[TASK INSTRUCTIONS] Scan the entries below. List each line with "than".

*** RECORDS FOR THIS EXERCISE Section Begins ***

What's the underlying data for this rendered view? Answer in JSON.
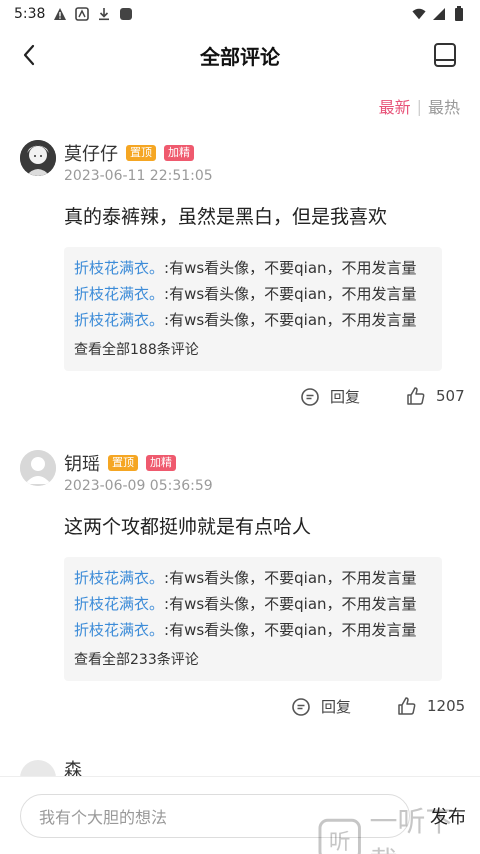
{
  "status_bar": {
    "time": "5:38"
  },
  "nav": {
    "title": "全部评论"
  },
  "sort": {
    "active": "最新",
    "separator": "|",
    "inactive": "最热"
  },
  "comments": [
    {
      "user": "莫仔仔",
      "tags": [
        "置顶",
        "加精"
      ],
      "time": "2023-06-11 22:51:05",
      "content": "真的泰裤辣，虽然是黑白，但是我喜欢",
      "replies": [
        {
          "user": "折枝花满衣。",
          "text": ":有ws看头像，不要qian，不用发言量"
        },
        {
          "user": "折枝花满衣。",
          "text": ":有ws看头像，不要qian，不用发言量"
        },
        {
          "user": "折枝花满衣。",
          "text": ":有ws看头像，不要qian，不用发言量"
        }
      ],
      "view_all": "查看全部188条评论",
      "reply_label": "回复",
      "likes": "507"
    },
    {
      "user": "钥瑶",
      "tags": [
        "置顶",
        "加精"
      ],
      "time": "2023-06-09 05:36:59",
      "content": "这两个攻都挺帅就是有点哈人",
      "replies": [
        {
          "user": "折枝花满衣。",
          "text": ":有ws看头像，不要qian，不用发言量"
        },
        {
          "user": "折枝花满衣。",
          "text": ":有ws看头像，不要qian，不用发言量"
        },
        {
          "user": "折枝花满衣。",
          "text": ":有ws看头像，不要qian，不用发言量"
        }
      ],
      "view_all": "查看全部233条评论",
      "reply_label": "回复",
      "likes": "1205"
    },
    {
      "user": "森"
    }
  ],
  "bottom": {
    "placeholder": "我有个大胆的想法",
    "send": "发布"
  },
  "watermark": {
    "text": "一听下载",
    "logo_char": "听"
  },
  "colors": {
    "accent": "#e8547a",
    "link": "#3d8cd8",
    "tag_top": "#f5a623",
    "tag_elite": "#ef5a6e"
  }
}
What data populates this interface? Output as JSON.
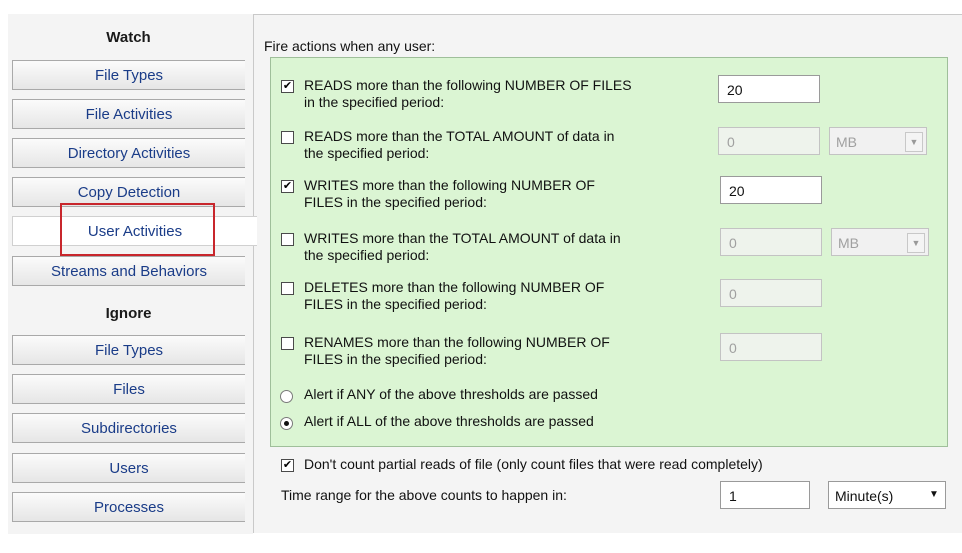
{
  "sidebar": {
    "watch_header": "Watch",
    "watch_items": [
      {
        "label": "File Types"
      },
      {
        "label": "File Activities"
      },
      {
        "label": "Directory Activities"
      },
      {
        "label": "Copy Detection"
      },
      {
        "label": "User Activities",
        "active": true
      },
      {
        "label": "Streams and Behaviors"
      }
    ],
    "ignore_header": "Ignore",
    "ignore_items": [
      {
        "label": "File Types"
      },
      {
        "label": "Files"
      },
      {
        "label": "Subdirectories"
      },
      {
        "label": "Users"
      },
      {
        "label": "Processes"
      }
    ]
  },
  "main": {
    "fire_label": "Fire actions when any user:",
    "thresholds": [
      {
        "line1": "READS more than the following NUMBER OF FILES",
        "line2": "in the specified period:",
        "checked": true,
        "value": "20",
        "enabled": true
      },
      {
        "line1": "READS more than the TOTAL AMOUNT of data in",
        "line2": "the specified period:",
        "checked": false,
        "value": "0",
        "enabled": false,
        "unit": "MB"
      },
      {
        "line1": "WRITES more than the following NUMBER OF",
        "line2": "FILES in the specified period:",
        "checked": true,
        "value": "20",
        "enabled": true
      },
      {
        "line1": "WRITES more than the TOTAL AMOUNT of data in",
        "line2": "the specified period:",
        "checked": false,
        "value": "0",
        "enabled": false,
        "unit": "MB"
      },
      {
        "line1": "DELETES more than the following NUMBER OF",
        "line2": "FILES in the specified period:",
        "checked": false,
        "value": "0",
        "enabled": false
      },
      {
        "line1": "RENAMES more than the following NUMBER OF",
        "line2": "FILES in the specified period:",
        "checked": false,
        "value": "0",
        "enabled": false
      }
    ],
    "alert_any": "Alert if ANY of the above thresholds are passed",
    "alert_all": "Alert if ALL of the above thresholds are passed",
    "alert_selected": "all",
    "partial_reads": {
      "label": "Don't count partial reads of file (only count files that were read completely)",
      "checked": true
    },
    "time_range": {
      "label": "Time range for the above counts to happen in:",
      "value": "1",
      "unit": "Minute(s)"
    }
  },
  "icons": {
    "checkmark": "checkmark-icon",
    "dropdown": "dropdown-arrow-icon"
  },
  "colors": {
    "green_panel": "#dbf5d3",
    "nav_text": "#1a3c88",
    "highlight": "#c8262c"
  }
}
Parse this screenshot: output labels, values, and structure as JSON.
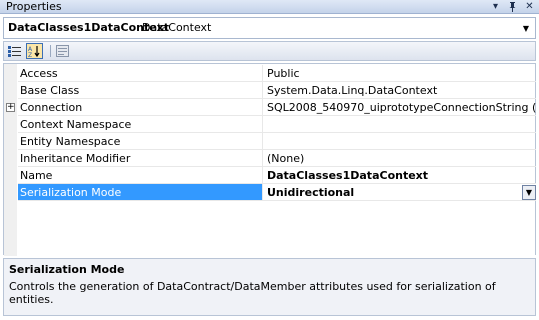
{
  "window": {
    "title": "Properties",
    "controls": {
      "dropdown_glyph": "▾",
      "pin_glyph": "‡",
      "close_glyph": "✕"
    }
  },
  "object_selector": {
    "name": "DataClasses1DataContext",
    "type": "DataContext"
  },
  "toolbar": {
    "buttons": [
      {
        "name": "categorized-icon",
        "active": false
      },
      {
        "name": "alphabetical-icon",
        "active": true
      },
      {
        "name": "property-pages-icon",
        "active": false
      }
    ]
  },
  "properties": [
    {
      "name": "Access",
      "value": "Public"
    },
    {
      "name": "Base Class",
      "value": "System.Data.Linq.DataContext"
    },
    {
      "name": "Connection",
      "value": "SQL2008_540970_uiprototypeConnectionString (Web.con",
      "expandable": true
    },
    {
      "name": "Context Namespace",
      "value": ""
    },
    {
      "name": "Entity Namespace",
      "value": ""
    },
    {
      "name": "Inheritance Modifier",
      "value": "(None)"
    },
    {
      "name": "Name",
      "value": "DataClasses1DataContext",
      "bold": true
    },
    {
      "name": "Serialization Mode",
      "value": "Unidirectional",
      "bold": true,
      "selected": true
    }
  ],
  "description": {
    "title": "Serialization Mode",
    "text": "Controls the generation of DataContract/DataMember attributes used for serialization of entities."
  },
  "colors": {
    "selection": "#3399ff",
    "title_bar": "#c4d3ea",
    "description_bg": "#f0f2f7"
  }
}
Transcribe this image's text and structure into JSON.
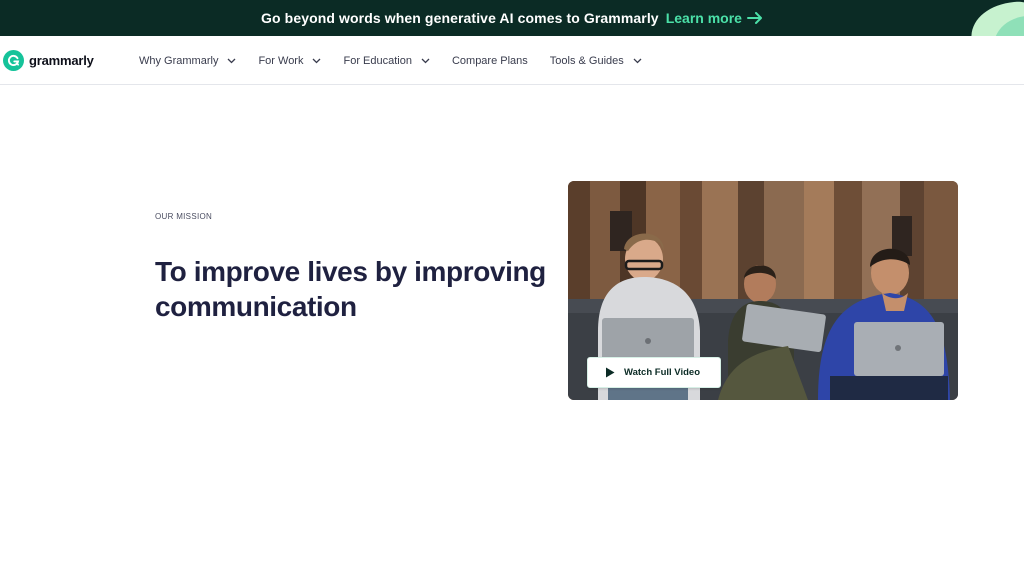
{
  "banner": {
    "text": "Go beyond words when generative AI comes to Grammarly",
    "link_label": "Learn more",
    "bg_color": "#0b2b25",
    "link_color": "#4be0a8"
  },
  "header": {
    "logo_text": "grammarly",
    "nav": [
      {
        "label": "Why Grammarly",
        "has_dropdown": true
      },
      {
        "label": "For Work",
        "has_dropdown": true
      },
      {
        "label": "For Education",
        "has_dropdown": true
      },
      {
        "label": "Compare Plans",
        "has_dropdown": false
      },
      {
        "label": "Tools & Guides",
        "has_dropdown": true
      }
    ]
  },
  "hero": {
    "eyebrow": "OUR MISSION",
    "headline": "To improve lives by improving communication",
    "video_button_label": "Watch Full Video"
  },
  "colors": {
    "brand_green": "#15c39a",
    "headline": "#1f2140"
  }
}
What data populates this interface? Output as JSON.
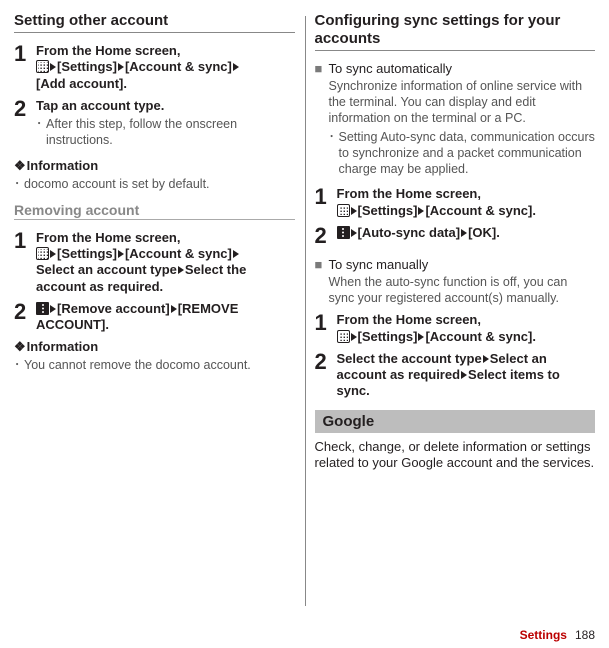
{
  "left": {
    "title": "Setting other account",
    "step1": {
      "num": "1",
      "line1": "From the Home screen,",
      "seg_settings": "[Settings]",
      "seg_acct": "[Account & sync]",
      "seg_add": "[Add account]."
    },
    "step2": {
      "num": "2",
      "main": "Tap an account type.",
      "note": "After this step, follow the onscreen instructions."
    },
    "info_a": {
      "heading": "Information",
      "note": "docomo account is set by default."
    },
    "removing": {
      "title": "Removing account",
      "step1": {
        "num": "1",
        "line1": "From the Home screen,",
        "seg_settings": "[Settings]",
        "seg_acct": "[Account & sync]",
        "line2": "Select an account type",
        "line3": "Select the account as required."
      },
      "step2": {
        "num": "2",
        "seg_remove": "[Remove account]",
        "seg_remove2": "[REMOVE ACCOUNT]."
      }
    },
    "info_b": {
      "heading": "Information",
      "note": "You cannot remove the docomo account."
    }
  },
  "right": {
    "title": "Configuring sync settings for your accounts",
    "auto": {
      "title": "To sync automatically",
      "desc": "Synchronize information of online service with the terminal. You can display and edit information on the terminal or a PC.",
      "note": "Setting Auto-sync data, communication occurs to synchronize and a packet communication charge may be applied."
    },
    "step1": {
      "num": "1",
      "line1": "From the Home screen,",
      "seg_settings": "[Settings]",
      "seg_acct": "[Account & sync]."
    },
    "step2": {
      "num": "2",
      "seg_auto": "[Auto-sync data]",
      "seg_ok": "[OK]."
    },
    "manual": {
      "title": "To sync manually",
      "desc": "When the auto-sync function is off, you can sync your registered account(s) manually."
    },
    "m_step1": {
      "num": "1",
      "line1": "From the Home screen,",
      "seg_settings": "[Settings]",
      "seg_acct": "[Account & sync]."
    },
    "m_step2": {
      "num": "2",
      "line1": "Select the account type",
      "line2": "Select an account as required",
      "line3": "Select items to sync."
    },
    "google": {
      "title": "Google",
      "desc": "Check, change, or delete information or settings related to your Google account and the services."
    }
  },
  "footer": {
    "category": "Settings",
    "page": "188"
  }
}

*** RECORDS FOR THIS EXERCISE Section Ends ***

[RESPONSE TO THIS EXERCISE]
        "line1": "READS more than the following NUMBER OF FILES",
        "line1": "READS more than the TOTAL AMOUNT of data in",
        "line1": "WRITES more than the following NUMBER OF",
        "line1": "WRITES more than the TOTAL AMOUNT of data in",
        "line1": "DELETES more than the following NUMBER OF",
        "line1": "RENAMES more than the following NUMBER OF",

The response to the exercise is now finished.